Jimmy was born in 1948 in Los Angeles and moved to Waikiki in 1950. He was raised on the waterfront near what s near the Duke statue and surfboard racks. His family occupied the upstairs of the Steiner building and spent all their free time surfing and diving in this idyllic setting. Jimmy’s father, the legendary “Tally Ho” Lord James Blears had Jimmy and his mother Lee tandem surfing in front of their house when Jimmy was still in diapers. He attended Washington Elementary School in Waikiki and later Punahou, graduating in 1967. He was regularly seen surfing Queens, Publics and Canoes before and after school.

During his high school years Jimmy became involved in competitive swimming for Punahou School and competitive surfing, in which he excelled. He became a feared competitor in the Hawaii amateur surfing circuit and was nearly unbeatable in any conditions. His successes led to his selection to the team representing Hawaii in the 1972 World Contest along with a young Michael Ho and Larry Bertleman.

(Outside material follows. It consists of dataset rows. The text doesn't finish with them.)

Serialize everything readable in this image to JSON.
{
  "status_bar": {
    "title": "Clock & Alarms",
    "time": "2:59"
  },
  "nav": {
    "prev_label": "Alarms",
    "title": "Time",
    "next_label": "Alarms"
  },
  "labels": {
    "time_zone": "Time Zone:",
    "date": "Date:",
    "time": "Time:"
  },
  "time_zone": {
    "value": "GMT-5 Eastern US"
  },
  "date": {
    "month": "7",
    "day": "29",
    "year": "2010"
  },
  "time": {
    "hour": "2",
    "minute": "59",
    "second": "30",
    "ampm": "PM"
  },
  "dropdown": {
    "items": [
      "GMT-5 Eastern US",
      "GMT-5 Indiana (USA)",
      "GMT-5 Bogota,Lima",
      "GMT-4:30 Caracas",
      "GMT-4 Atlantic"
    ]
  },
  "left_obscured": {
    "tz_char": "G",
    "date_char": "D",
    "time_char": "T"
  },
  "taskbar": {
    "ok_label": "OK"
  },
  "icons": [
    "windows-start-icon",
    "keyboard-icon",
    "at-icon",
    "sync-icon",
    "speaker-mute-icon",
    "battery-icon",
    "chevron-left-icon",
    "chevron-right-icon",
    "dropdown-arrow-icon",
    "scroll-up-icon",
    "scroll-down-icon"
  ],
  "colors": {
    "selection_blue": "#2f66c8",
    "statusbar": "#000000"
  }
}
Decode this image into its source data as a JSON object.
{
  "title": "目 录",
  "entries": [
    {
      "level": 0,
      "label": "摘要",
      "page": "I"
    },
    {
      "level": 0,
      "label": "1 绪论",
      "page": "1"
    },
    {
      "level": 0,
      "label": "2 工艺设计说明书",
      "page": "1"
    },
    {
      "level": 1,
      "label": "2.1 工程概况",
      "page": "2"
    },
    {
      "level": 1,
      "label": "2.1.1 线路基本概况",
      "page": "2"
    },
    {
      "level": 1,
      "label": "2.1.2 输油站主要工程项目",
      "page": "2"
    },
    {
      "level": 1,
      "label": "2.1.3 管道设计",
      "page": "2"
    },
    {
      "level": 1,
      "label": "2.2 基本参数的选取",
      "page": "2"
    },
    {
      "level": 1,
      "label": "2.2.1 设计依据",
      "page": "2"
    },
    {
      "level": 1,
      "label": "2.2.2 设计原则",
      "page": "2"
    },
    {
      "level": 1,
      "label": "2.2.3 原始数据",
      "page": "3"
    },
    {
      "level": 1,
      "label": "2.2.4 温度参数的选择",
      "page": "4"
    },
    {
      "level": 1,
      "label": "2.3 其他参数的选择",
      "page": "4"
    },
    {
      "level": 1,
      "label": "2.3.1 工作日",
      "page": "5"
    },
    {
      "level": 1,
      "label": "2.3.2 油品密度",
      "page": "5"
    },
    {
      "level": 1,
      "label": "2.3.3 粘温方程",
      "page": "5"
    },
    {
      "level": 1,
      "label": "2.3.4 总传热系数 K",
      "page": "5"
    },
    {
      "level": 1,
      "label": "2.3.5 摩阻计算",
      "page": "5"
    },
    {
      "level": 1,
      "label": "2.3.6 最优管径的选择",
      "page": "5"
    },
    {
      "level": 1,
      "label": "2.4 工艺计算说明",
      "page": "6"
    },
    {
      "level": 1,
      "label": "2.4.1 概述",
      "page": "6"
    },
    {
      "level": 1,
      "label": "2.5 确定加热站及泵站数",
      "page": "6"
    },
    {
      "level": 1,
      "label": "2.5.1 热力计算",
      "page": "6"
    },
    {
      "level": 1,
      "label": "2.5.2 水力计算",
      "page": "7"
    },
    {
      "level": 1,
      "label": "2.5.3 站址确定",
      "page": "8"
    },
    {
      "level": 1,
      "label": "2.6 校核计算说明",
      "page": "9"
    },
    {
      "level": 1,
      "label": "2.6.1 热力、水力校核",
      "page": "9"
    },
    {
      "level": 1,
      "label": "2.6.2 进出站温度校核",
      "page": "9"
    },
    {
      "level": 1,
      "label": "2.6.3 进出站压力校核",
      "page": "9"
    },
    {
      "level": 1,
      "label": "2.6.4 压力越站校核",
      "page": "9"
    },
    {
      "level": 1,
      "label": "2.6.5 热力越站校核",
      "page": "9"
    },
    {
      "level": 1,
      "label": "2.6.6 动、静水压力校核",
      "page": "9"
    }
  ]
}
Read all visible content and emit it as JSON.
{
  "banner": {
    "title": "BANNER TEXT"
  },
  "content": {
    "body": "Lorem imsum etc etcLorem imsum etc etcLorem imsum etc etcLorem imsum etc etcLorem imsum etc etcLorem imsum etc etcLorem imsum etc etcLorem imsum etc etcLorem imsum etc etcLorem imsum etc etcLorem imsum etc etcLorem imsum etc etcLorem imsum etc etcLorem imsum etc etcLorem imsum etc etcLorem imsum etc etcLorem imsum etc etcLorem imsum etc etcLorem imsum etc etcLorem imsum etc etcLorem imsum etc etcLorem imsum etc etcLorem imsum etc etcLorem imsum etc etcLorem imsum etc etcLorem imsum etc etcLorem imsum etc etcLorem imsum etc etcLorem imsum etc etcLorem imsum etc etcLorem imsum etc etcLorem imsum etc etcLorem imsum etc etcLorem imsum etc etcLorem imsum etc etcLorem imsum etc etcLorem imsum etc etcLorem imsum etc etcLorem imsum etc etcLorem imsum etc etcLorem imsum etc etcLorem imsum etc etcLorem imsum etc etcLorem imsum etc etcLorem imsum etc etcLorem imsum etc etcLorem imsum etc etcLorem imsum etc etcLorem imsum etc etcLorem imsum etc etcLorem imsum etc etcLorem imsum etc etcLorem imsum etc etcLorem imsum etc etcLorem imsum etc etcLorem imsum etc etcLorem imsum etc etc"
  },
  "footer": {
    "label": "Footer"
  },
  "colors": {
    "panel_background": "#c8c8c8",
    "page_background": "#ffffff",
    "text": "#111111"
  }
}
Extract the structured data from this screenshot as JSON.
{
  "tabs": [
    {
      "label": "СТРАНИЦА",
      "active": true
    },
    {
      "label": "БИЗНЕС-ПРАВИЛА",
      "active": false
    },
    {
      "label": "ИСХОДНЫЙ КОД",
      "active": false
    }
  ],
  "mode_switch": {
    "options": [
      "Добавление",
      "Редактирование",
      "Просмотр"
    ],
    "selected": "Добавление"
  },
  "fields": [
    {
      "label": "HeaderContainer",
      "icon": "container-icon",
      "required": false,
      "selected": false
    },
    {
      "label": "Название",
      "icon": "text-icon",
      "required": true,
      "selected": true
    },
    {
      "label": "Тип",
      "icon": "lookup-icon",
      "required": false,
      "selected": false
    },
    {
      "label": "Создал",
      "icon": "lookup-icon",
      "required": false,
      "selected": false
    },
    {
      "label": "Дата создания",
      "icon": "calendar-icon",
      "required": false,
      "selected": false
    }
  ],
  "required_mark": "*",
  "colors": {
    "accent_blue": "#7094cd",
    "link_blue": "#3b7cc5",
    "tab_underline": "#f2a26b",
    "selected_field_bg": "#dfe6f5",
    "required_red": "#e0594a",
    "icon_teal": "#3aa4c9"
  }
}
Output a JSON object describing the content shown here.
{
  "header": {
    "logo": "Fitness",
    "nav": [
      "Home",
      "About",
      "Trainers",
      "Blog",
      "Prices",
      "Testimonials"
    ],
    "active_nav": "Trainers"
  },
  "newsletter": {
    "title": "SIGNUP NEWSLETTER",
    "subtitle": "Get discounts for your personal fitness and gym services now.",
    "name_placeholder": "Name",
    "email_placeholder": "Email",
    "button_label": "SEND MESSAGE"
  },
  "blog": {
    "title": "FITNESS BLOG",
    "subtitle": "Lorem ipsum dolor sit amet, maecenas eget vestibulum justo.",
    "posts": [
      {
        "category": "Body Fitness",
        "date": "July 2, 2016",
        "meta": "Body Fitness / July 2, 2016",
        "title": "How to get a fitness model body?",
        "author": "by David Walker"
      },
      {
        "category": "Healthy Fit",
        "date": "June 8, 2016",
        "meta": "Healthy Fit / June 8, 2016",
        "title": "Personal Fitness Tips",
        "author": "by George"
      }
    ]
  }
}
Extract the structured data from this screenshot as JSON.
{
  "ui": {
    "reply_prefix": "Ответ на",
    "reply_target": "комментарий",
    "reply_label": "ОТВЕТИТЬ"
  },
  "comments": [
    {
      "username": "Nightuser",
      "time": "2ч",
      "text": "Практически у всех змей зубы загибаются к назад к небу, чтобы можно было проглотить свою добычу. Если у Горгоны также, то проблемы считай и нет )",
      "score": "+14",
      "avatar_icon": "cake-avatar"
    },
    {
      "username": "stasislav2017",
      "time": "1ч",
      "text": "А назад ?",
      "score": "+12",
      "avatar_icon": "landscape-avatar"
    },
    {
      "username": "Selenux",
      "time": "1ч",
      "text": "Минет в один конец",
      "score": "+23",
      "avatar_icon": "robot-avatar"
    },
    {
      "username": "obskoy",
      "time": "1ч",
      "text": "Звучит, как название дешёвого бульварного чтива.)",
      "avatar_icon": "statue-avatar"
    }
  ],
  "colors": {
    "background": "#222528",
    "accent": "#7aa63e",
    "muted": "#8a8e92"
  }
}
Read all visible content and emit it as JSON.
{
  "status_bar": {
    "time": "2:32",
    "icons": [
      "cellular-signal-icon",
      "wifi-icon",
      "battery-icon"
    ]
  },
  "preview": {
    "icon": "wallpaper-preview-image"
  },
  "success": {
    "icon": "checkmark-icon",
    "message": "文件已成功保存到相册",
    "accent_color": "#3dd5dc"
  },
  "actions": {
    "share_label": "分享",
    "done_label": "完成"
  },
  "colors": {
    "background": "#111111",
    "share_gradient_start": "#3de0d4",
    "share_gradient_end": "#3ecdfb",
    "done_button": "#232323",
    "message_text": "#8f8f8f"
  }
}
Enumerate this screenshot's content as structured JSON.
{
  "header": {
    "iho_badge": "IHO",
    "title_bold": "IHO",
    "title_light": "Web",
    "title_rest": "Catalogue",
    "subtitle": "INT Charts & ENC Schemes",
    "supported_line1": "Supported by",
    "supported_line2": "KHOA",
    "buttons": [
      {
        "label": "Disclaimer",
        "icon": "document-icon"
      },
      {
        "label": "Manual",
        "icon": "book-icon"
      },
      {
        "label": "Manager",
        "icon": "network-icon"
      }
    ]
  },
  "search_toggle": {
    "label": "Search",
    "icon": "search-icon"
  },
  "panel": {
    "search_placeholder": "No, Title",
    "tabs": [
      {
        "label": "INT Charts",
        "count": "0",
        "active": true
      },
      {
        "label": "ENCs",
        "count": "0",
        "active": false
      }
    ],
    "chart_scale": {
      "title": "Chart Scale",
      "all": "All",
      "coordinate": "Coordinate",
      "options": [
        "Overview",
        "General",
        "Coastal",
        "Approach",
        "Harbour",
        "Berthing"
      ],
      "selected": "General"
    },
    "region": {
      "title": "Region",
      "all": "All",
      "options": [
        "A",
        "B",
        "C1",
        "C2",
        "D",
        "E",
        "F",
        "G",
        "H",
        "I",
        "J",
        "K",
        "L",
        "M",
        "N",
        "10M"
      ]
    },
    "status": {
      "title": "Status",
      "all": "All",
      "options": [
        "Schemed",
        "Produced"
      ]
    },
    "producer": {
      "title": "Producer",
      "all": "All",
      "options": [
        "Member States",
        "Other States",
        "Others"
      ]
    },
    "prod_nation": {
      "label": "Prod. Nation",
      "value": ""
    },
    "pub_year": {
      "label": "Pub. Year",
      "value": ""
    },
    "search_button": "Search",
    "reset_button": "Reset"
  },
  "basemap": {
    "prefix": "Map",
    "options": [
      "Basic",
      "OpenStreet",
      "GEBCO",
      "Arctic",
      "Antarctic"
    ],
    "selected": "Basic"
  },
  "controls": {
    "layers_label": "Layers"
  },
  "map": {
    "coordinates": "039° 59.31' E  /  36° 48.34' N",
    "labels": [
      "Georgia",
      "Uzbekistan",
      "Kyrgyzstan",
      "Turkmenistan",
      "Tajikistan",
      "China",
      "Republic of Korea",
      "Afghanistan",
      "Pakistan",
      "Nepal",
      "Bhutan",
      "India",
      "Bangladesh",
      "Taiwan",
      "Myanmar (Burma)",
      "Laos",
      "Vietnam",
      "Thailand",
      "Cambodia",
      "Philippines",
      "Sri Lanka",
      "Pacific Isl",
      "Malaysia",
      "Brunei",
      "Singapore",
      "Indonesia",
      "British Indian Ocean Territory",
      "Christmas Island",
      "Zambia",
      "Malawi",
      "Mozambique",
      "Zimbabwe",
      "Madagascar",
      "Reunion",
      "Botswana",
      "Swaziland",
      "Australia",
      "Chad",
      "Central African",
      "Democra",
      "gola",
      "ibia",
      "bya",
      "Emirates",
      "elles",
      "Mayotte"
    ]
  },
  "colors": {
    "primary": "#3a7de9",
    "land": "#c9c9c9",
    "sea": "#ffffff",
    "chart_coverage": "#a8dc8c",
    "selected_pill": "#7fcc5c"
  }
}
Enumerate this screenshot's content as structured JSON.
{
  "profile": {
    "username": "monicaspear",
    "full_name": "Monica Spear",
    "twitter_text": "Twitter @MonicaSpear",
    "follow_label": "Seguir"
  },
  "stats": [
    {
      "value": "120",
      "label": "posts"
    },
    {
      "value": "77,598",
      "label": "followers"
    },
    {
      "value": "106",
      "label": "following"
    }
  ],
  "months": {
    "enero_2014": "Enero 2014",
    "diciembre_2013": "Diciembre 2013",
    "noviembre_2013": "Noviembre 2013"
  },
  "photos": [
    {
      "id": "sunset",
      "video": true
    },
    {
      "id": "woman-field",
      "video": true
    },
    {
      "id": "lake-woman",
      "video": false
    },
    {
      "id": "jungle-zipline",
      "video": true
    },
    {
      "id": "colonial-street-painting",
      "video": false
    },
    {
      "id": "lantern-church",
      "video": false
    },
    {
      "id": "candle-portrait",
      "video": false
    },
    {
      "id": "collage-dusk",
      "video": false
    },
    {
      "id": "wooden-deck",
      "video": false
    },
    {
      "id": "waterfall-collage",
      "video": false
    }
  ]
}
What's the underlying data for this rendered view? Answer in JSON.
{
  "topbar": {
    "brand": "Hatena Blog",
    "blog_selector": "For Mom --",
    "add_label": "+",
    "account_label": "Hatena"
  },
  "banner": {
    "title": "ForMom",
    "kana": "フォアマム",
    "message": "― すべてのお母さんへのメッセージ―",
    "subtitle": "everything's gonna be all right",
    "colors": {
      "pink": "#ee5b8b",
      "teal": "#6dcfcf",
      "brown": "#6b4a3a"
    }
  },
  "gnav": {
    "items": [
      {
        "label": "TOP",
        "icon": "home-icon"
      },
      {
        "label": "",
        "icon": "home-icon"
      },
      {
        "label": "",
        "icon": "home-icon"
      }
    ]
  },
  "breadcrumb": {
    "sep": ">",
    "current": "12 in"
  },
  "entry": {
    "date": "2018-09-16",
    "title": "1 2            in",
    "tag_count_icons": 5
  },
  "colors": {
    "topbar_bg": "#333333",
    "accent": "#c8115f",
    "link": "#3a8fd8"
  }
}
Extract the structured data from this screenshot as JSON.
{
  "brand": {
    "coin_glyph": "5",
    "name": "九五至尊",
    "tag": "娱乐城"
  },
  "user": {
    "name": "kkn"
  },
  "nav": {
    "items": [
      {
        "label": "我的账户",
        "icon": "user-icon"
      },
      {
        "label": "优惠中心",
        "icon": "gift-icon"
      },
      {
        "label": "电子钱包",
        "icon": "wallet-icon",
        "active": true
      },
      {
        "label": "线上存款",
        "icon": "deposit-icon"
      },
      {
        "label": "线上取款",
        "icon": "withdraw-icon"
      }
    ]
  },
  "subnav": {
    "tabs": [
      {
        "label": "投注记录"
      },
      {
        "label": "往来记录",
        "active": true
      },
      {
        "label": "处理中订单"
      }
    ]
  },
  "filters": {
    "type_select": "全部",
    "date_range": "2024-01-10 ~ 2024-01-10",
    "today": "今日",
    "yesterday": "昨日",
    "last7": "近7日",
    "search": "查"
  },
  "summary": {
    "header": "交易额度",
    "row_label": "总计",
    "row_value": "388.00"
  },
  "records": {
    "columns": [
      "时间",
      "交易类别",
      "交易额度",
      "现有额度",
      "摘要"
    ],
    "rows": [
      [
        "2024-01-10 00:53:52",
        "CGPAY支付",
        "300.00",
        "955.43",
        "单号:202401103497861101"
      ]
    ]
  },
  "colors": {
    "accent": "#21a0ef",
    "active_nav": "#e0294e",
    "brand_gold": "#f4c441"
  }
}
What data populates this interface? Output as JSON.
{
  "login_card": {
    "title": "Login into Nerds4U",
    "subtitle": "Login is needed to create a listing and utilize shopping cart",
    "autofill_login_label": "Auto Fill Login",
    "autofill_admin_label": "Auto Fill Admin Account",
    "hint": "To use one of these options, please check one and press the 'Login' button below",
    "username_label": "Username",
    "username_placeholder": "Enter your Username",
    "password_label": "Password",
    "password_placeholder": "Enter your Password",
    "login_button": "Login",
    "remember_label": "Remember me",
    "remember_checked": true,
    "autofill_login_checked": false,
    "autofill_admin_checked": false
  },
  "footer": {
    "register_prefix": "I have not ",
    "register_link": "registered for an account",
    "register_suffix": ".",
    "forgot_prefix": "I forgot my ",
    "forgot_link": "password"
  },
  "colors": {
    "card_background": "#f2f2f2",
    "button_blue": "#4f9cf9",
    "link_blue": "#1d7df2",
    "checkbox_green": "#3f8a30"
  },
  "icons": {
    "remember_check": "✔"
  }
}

Lord “Tally Ho” Blears was also an avid surfer and world famous professional wrestler. He would often pile the entire family into their VW bus and head out to Makaha where they would all take to the waves. Jimmy’s brother Clinton and sisters Laura and Carol were all excellent surfers. In December 1969 Oahu was hit with gigantic swells from the northwest Pacific. On one noted day when the North Shore was 40 feet and closed out (many homes were damaged that day) Jimmy Blears was one of a small handful to challenge the 20 – 30ft walls at Makaha. He is reputed to have ridden a giant wave from the point through the bowl, a feat rarely accomplished to this day.

Around 1977 Blears became a City lifeguard and served for over 25 years at Waikiki, Makaha and finally Sunset Beach. He was ever vigilant and an ace at preventing swimmers from getting swept out in the channel rip. Jimmy was also one of the first true weathermen, able to read the ocean and sky and accurately predict the surf and weather. He was so good it was almost uncanny. One of his favorite pastimes was treasure hunting, whether free diving the shoreline or metal detecting on the steep berm. He was such a professional at finding gold — he was obsessed with it — we often referred to him as Goldfinger!

In 2002 Jimmy retired from the lifeguard service and soon moved to Kauai where he became a regular at the Black Pot Beach at Hanalei Bay. He was no longer an every day surfer, but he always had a good word and a smile for those he met. Much like “Tally Ho”, Jimmy had a keen sense of humor and a firm opinion on just about everythng. Bruddah Jimmy, you are a legend and a champion, and we will always remember the good times we all shared with you.

Rick Williams and the North Shore Lifeguards